Alcohol Drinking – How Much is Too Much for your Heart
The vast majority of people believe that drinking alcohol is the key to having a good time. Most even feel it’s the key to the enjoyment of life. What’s more, some believe drinking alcohol is good for our heart too. Read on to find some hard facts about the connection between drinking alcohol and heart’s health.
Most people don’t take alcohol as a drug. Sadly, it is! Addiction to excessive alcohol drinking has destroyed more lives, broken more families and caused more diseases than any drug. Moreover, long-term excessive alcohol drinking poses greater risks to the heart. To know more, let’s find out what our heart does first.
The Heart Story
Our heart is a pump that moves blood around our entire body. It carries away waste products and unwanted carbon dioxide, distributing oxygen and nutrients to all the parts of our body. This pumping system does not work properly when our heart, blood vessels and the arteries around it are damaged. Our doctors call all such conditions (all types of diseases that affect heart or blood vessels) collectively as Cardiovascular Disease,arrhythmia, Coronary Heart Disease (clogged arteries) is the most common type of heart disease that may cause a Heart Attack.
What is a Heart Attack?
Our heart needs oxygen to keep pumping. A heart attack occurs when the artery supplying oxygen to the heart, is reduced or is blocked due to the gradual build-up of fatty deposits on the walls of the arteries. Without the supply of oxygen, the heart cannot pump properly and, in some cases, it effectively stops beating altogether leading to sudden death from Heart Attack.
Excessive Drinking and Heart Attack – The Connection
There is a strong link between heart health and alcohol. Many articles online suggest that moderate alcohol consumption helps protect the heart from diseases. But, here’s the catch! Doctors are not sure if the health effects come from the alcohol or from other good lifestyle choices that the moderate drinkers make. However, they are sure that drinking heavily may have a direct poisonous effect on our hearts.
Excessive drinking increases the chances of having a heart attack. Several studies suggest that apart from other risk factors like smoking or being overweight, excessive alcohol intake increases the risk of heart attacks even in people who do not have a family history of heart disease.
Drinking too much, too often (more than three servings a day) can hurt your heart and lead to diseases of the heart muscle, called cardiomyopathy (enlarged heart). In addition, regular or high alcohol use can raise the levels of fat in the blood resulting in clogged arteries leading to a Heart Attack. That’s true, as people habituated to heavy drinking expose themselves to several heart disease risks, including obesity, high blood pressure, and high levels of blood-borne fat (triglyceride).

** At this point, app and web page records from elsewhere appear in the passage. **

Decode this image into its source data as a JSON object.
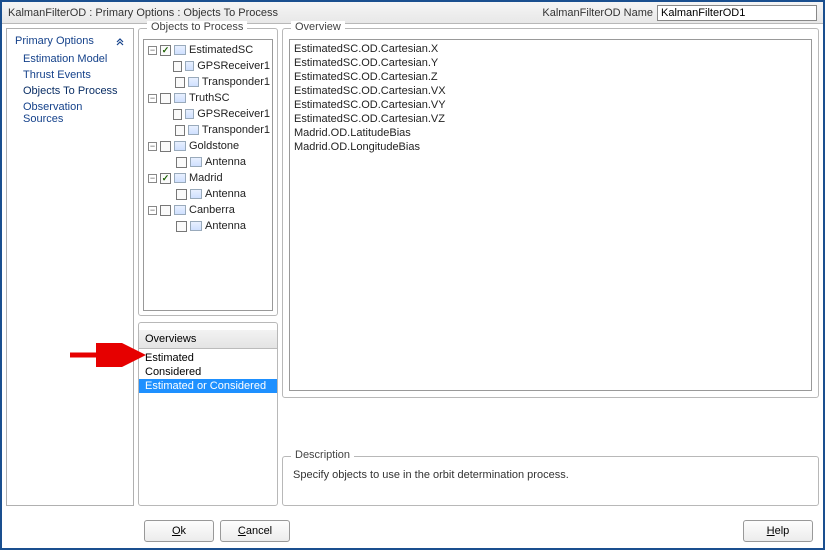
{
  "titlebar": {
    "title": "KalmanFilterOD : Primary Options : Objects To Process",
    "name_label": "KalmanFilterOD Name",
    "name_value": "KalmanFilterOD1"
  },
  "sidebar": {
    "header": "Primary Options",
    "items": [
      {
        "label": "Estimation Model",
        "selected": false
      },
      {
        "label": "Thrust Events",
        "selected": false
      },
      {
        "label": "Objects To Process",
        "selected": true
      },
      {
        "label": "Observation Sources",
        "selected": false
      }
    ]
  },
  "objects_panel": {
    "legend": "Objects to Process",
    "tree": [
      {
        "level": 0,
        "expander": "-",
        "checked": true,
        "label": "EstimatedSC"
      },
      {
        "level": 1,
        "expander": "",
        "checked": false,
        "label": "GPSReceiver1"
      },
      {
        "level": 1,
        "expander": "",
        "checked": false,
        "label": "Transponder1"
      },
      {
        "level": 0,
        "expander": "-",
        "checked": false,
        "label": "TruthSC"
      },
      {
        "level": 1,
        "expander": "",
        "checked": false,
        "label": "GPSReceiver1"
      },
      {
        "level": 1,
        "expander": "",
        "checked": false,
        "label": "Transponder1"
      },
      {
        "level": 0,
        "expander": "-",
        "checked": false,
        "label": "Goldstone"
      },
      {
        "level": 1,
        "expander": "",
        "checked": false,
        "label": "Antenna"
      },
      {
        "level": 0,
        "expander": "-",
        "checked": true,
        "label": "Madrid"
      },
      {
        "level": 1,
        "expander": "",
        "checked": false,
        "label": "Antenna"
      },
      {
        "level": 0,
        "expander": "-",
        "checked": false,
        "label": "Canberra"
      },
      {
        "level": 1,
        "expander": "",
        "checked": false,
        "label": "Antenna"
      }
    ]
  },
  "overviews_panel": {
    "header": "Overviews",
    "items": [
      {
        "label": "Estimated",
        "selected": false
      },
      {
        "label": "Considered",
        "selected": false
      },
      {
        "label": "Estimated or Considered",
        "selected": true
      }
    ]
  },
  "overview_panel": {
    "legend": "Overview",
    "rows": [
      "EstimatedSC.OD.Cartesian.X",
      "EstimatedSC.OD.Cartesian.Y",
      "EstimatedSC.OD.Cartesian.Z",
      "EstimatedSC.OD.Cartesian.VX",
      "EstimatedSC.OD.Cartesian.VY",
      "EstimatedSC.OD.Cartesian.VZ",
      "Madrid.OD.LatitudeBias",
      "Madrid.OD.LongitudeBias"
    ]
  },
  "description": {
    "legend": "Description",
    "text": "Specify objects to use in the orbit determination process."
  },
  "buttons": {
    "ok": "Ok",
    "cancel": "Cancel",
    "help": "Help"
  },
  "colors": {
    "accent": "#15428b",
    "selection": "#1e90ff",
    "arrow": "#e60000"
  }
}
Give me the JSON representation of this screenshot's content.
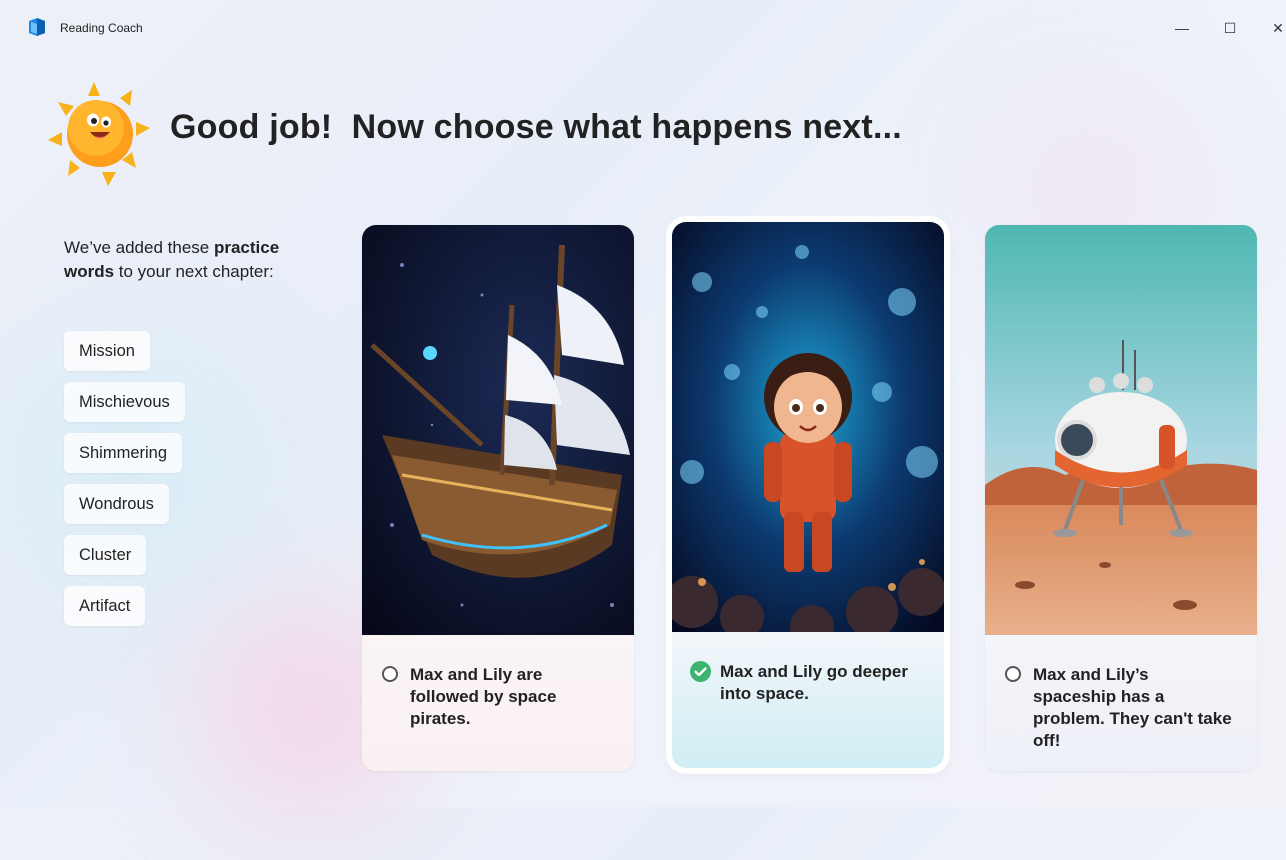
{
  "app": {
    "title": "Reading Coach"
  },
  "window_controls": {
    "minimize": "—",
    "maximize": "☐",
    "close": "✕"
  },
  "heading": "Good job!  Now choose what happens next...",
  "practice": {
    "intro_prefix": "We’ve added these ",
    "intro_bold": "practice words",
    "intro_suffix": " to your next chapter:",
    "words": [
      "Mission",
      "Mischievous",
      "Shimmering",
      "Wondrous",
      "Cluster",
      "Artifact"
    ]
  },
  "choices": [
    {
      "label": "Max and Lily are followed by space pirates.",
      "selected": false,
      "image": "pirate-ship-image"
    },
    {
      "label": "Max and Lily go deeper into space.",
      "selected": true,
      "image": "astronaut-girl-image"
    },
    {
      "label": "Max and Lily’s spaceship has a problem. They can't take off!",
      "selected": false,
      "image": "landed-spaceship-image"
    }
  ],
  "colors": {
    "check_green": "#3cb371",
    "accent_blue": "#2a7bd6"
  }
}
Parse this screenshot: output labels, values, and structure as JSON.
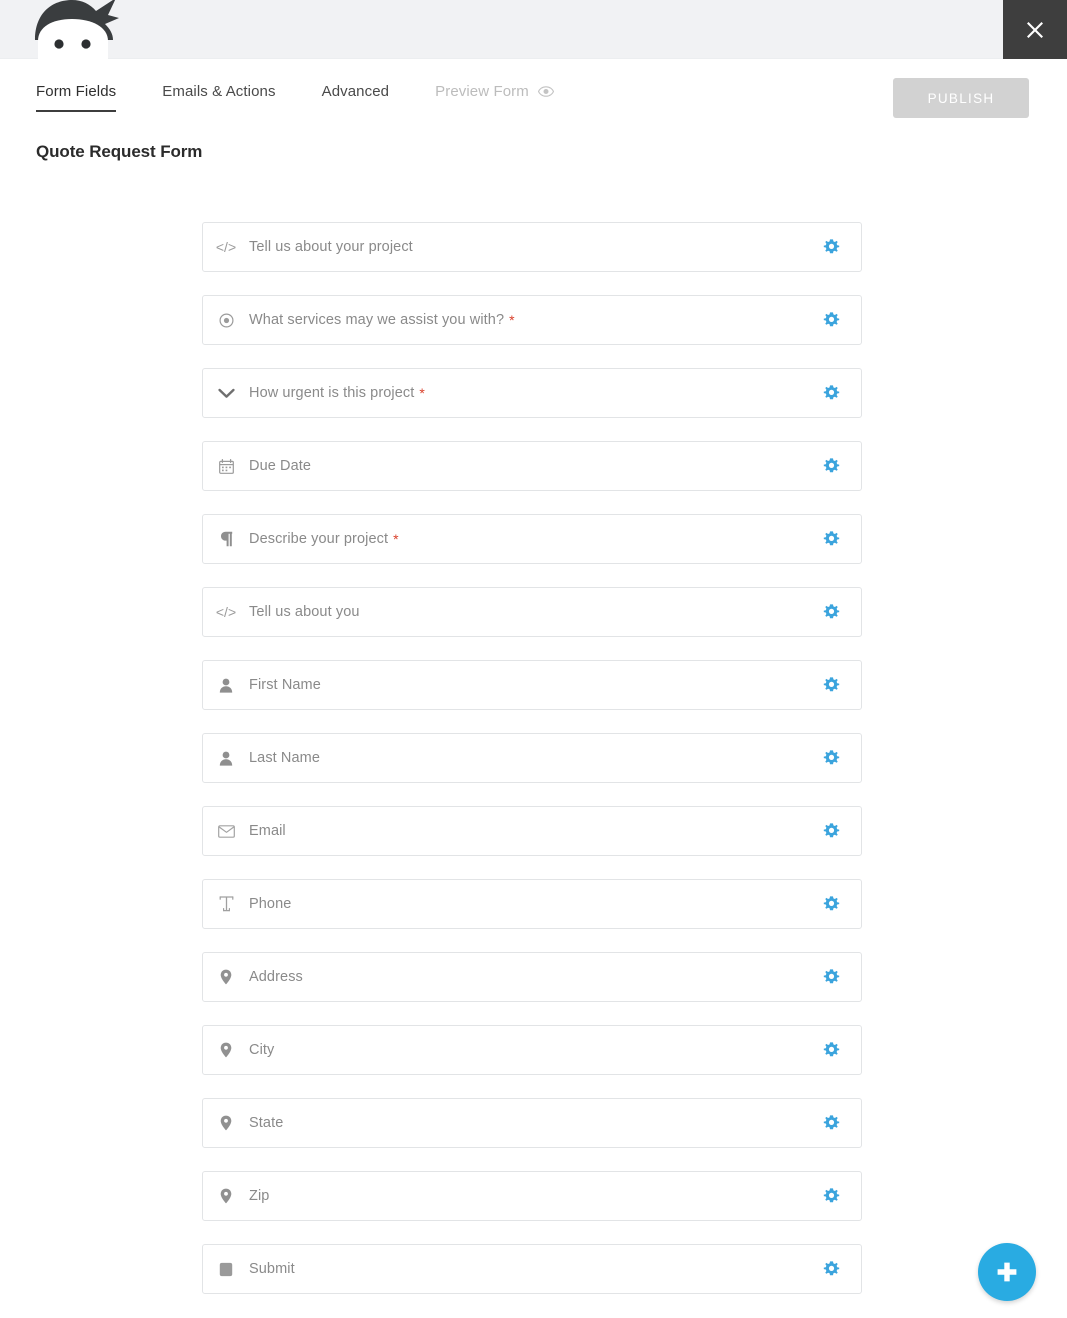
{
  "window": {
    "close_label": "✕"
  },
  "header": {
    "logo_name": "ninja-forms-logo",
    "tabs": [
      {
        "label": "Form Fields",
        "active": true
      },
      {
        "label": "Emails & Actions",
        "active": false
      },
      {
        "label": "Advanced",
        "active": false
      }
    ],
    "preview_label": "Preview Form",
    "publish_label": "PUBLISH",
    "title": "Quote Request Form"
  },
  "colors": {
    "accent": "#29abe2",
    "gear": "#3ba4dd",
    "required": "#d9402b",
    "topbar": "#f1f2f4",
    "close_bg": "#3e3e3e",
    "publish_bg": "#d2d2d2"
  },
  "fields": [
    {
      "label": "Tell us about your project",
      "required": false,
      "icon": "code-icon",
      "type": "html"
    },
    {
      "label": "What services may we assist you with?",
      "required": true,
      "icon": "radio-icon",
      "type": "listradio"
    },
    {
      "label": "How urgent is this project",
      "required": true,
      "icon": "chevron-down-icon",
      "type": "listselect"
    },
    {
      "label": "Due Date",
      "required": false,
      "icon": "calendar-icon",
      "type": "date"
    },
    {
      "label": "Describe your project",
      "required": true,
      "icon": "paragraph-icon",
      "type": "textarea"
    },
    {
      "label": "Tell us about you",
      "required": false,
      "icon": "code-icon",
      "type": "html"
    },
    {
      "label": "First Name",
      "required": false,
      "icon": "user-icon",
      "type": "firstname"
    },
    {
      "label": "Last Name",
      "required": false,
      "icon": "user-icon",
      "type": "lastname"
    },
    {
      "label": "Email",
      "required": false,
      "icon": "envelope-icon",
      "type": "email"
    },
    {
      "label": "Phone",
      "required": false,
      "icon": "text-icon",
      "type": "textbox"
    },
    {
      "label": "Address",
      "required": false,
      "icon": "map-pin-icon",
      "type": "address"
    },
    {
      "label": "City",
      "required": false,
      "icon": "map-pin-icon",
      "type": "city"
    },
    {
      "label": "State",
      "required": false,
      "icon": "map-pin-icon",
      "type": "state"
    },
    {
      "label": "Zip",
      "required": false,
      "icon": "map-pin-icon",
      "type": "zip"
    },
    {
      "label": "Submit",
      "required": false,
      "icon": "button-icon",
      "type": "submit"
    }
  ],
  "add_field": {
    "name": "add-field-button",
    "label": "+"
  }
}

Types of Alcohol Drinking Linked to Heart Attack
Binge Drinking: Binge drinking is drinking excessive alcohol in a very short period of time. Most of the urban youngsters in India think binge drinking is trendy. Quick, excessive drinking (5 or more drinks at a time for men and 4 or more for women) can force these drinkers to become intoxicated rapidly. A lot of alcohol consumed all at once can raise blood pressure quickly, and this can trigger a heart attack. A study says that binge drinking (six or more cocktails in an evening), increases the risk of a heart attack or stroke for seven days after the event.
Heavy Drinking: Heavy drinking can be much worse than binge drinking. The negative effects of heavy drinking are immediate and long-lasting. It heightens the risk of heart attack and stroke within hours of consumption. Consuming 15 or more drinks per week for men, and eight drinks for women is considered heavy drinking. Heavy drinking triggers the release of certain hormones that cause constriction of blood vessels thus increasing the blood pressure. This can affect the heart adversely. Drinking too much has long been associated with multiple cardiovascular problems, such as angina, ventricular-fibrillation , abnormal heartbeat and heart failure. Alcohol overindulgence can also lead to an irregular heartbeat.
How Much is Too Much
There are many studies from other countries that define moderate drinking as up to three for women and four drinks for men in a day. However, a study* published in the journal, Alcohol says that Indians who consumed more than 100 milliliters (three pegs) of alcohol a day have 22 percent higher risk of heart disease and death. Drinking below 100 milliliters may give some benefit, but it does not mean we should drink to get this benefit. There can be other alternate means that can be much more beneficial.
Is Moderate Drinking a Better Choice?
While some studies say that drinking occasionally, in moderation may be good or may lower our risk of heart disease, avoiding alcohol is best. It is not a good idea to start drinking alcohol in an effort to reduce the risk of heart disease.
Simply put, it’s just not worth it! It’s better not to drink at all. Alcohol’s potential small benefits for our heart outweigh the increased risks of developing other very serious illnesses including cancer or liver disease. There are other healthy and safer ways like regular exercise, healthy diet, etc. to reduce the risk of developing heart disease.
And… if you are a moderate drinker, make sure to get a healthy heart check up periodically. Find out if any local healthcare provider near you is offering a Comprehensive Healthy Heart Packageand go for it now.